He also reiterated China’s “indisputable sovereignty” over Spratly Islands and relevant waters. He added that building activities in the area is normal. “It is justified for us to carry out relevant construction for the purpose of providing public goods and services and facilitating navigation in the region.”
Lu Kang said that any country who wants China to halt activities in West Philippine Sea should stop the illusion. “If any countries attempt to disrupt or impede the aforementioned lawful, justified and reasonable actions by the Chinese side with maneuvers, I advise those countries to cast aside the illusion the sooner the better.”
“If the relevant party keeps creating tension and stirring up troubles in the region, the Chinese side may have to reach the conclusion that we do need to step up and speed up relevant capacity building. We advise the US not to take self-defeating actions,” the Chinese spokesman said.
US State Department spokesperson John Kirby said “freedom of navigation in international waters is an essential principle. It’s why – it’s one of the reasons why a nation has a navy, and it’s an important principle to exercise and to be able to demonstrate.
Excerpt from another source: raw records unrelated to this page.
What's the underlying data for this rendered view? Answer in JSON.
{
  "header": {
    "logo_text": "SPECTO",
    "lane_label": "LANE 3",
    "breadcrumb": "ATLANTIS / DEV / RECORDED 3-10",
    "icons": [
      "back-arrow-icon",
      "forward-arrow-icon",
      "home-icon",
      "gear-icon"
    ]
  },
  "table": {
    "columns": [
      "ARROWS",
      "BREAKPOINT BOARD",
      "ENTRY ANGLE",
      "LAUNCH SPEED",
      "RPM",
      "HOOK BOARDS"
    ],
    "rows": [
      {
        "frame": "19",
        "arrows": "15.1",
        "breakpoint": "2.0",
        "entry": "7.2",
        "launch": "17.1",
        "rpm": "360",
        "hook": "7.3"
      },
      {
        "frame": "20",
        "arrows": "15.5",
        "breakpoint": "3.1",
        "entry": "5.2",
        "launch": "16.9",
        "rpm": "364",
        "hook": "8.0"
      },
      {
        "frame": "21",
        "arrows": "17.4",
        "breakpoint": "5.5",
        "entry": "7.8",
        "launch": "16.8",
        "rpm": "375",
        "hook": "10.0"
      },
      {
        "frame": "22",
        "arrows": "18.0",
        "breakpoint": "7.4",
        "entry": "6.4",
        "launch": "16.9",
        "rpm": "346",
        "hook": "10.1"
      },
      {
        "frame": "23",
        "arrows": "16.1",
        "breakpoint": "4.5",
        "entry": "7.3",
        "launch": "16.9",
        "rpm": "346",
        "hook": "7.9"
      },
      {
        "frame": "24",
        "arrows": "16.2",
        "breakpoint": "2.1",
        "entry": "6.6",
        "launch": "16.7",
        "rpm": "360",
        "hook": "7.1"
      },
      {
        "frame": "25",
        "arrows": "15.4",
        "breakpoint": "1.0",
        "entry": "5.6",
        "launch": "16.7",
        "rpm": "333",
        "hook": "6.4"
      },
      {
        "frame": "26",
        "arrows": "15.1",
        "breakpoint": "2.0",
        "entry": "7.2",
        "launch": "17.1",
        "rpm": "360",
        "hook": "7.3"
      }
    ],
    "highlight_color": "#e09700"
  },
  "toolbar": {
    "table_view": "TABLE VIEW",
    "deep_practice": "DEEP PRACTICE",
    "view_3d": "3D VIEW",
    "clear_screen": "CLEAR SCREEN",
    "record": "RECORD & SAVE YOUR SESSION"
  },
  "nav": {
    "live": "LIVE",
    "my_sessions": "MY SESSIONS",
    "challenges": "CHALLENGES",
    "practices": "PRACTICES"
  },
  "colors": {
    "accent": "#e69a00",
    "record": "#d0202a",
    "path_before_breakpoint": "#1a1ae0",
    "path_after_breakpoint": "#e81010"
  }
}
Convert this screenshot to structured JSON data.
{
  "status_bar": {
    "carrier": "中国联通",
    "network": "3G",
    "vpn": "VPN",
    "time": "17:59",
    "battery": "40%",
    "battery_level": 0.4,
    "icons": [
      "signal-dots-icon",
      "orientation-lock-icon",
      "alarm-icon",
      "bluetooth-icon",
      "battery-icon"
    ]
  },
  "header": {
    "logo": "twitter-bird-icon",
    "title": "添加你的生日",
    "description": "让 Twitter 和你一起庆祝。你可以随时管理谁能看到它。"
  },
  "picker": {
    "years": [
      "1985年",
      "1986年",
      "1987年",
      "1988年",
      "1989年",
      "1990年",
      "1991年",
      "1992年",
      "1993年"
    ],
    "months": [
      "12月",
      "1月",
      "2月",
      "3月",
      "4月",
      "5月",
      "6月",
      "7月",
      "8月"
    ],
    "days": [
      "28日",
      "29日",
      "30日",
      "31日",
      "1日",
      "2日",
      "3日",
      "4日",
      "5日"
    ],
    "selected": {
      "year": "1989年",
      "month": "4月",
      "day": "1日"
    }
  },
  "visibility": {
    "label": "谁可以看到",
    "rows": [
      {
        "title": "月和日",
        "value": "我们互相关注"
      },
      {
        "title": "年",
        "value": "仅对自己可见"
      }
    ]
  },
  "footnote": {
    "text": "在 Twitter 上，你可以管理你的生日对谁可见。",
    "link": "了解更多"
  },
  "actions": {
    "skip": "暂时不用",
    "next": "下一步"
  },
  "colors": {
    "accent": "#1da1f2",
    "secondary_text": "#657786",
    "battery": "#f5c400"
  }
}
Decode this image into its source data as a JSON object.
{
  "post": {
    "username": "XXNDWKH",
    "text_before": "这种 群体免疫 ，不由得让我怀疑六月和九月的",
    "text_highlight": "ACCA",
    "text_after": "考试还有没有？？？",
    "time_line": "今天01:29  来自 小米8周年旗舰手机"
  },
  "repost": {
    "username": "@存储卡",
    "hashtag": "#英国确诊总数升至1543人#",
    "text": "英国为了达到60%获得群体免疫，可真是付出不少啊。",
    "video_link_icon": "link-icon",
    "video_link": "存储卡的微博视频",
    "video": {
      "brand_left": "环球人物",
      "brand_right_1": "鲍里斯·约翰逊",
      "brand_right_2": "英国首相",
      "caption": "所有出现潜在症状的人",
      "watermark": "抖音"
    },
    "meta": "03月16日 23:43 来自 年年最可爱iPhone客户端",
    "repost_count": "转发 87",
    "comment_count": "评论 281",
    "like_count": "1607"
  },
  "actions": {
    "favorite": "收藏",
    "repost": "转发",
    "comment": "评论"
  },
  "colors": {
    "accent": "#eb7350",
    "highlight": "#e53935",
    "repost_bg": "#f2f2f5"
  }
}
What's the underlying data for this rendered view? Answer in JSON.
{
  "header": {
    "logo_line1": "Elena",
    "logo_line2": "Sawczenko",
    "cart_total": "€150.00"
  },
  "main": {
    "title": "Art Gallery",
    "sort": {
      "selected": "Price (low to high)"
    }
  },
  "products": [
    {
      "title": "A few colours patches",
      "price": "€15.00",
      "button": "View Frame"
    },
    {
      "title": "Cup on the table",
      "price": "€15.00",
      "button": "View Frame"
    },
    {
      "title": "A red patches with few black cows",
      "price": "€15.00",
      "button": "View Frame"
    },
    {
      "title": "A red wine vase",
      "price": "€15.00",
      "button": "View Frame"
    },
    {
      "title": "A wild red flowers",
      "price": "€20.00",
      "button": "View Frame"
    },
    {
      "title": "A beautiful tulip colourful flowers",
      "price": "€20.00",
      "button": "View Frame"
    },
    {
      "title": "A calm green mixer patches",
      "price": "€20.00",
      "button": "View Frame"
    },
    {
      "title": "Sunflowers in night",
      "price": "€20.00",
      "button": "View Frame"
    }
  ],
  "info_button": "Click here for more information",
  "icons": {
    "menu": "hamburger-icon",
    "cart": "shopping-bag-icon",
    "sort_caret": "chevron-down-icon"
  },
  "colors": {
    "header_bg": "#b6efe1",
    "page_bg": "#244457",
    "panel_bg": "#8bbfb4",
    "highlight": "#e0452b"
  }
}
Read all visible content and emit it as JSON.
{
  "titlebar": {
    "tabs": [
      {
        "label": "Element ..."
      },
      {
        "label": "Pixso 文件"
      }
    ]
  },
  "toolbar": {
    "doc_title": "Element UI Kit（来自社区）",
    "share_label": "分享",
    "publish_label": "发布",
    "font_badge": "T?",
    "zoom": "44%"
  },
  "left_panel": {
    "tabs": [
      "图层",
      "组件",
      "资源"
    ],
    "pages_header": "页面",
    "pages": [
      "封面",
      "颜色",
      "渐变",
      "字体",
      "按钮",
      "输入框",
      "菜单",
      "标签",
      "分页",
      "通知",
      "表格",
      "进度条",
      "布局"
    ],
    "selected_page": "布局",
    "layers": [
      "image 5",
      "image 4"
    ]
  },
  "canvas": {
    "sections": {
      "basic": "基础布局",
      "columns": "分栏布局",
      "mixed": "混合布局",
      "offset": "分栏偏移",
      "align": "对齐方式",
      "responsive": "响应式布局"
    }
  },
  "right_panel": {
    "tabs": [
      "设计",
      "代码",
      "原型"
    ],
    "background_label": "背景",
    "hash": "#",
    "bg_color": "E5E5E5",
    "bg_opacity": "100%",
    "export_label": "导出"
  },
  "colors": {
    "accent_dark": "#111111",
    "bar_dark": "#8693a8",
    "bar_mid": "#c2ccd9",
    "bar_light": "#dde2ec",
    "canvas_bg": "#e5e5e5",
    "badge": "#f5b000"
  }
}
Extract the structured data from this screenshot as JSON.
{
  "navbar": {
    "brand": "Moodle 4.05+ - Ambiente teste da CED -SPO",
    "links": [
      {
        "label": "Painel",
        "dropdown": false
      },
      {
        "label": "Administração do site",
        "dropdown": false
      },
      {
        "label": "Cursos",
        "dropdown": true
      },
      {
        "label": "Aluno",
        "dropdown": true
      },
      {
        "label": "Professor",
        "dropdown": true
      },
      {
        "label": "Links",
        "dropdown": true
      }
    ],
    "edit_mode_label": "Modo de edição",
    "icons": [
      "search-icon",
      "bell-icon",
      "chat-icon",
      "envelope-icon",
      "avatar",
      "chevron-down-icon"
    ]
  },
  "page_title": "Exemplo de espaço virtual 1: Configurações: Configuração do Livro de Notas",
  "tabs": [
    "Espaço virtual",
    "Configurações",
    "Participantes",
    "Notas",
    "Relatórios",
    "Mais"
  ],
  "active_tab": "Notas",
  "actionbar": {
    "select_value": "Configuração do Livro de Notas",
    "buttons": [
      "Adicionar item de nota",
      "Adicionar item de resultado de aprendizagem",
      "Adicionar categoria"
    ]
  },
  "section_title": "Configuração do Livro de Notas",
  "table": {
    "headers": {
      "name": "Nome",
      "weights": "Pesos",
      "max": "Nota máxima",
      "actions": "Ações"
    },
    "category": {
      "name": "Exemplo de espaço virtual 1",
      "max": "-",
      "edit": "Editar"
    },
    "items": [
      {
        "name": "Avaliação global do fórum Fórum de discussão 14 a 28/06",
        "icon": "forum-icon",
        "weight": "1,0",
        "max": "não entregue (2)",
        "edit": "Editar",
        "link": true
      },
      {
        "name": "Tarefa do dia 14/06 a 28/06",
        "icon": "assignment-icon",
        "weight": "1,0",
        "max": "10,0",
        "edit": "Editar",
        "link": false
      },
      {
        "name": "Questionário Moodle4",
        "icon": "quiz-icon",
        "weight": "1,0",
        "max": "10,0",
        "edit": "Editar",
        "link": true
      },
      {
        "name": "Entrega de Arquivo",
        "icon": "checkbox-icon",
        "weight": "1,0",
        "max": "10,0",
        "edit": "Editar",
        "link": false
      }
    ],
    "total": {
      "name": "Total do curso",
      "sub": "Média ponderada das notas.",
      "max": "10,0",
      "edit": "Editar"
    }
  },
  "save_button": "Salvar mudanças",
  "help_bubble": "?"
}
And when you conduct freedom of navigation operations in international waters, they are in international waters and therefore aren’t aimed or directed and shouldn’t be construed as a threat by anybody.”
According to UNCLOS “every State has the right to establish the breadth of its territorial sea up to a limit not exceeding 12 nautical miles.” However, a low-tide elevation which is wholly situated at a distance exceeding the breadth of the territorial sea from the mainland or an island, it has no territorial sea of its own.
UNCLOS added that “artificial islands, installations and structures do not possess the status of islands. They have no territorial sea of their own, and their presence does not affect the delimitation of the territorial sea, the exclusive economic zone or the continental shelf.”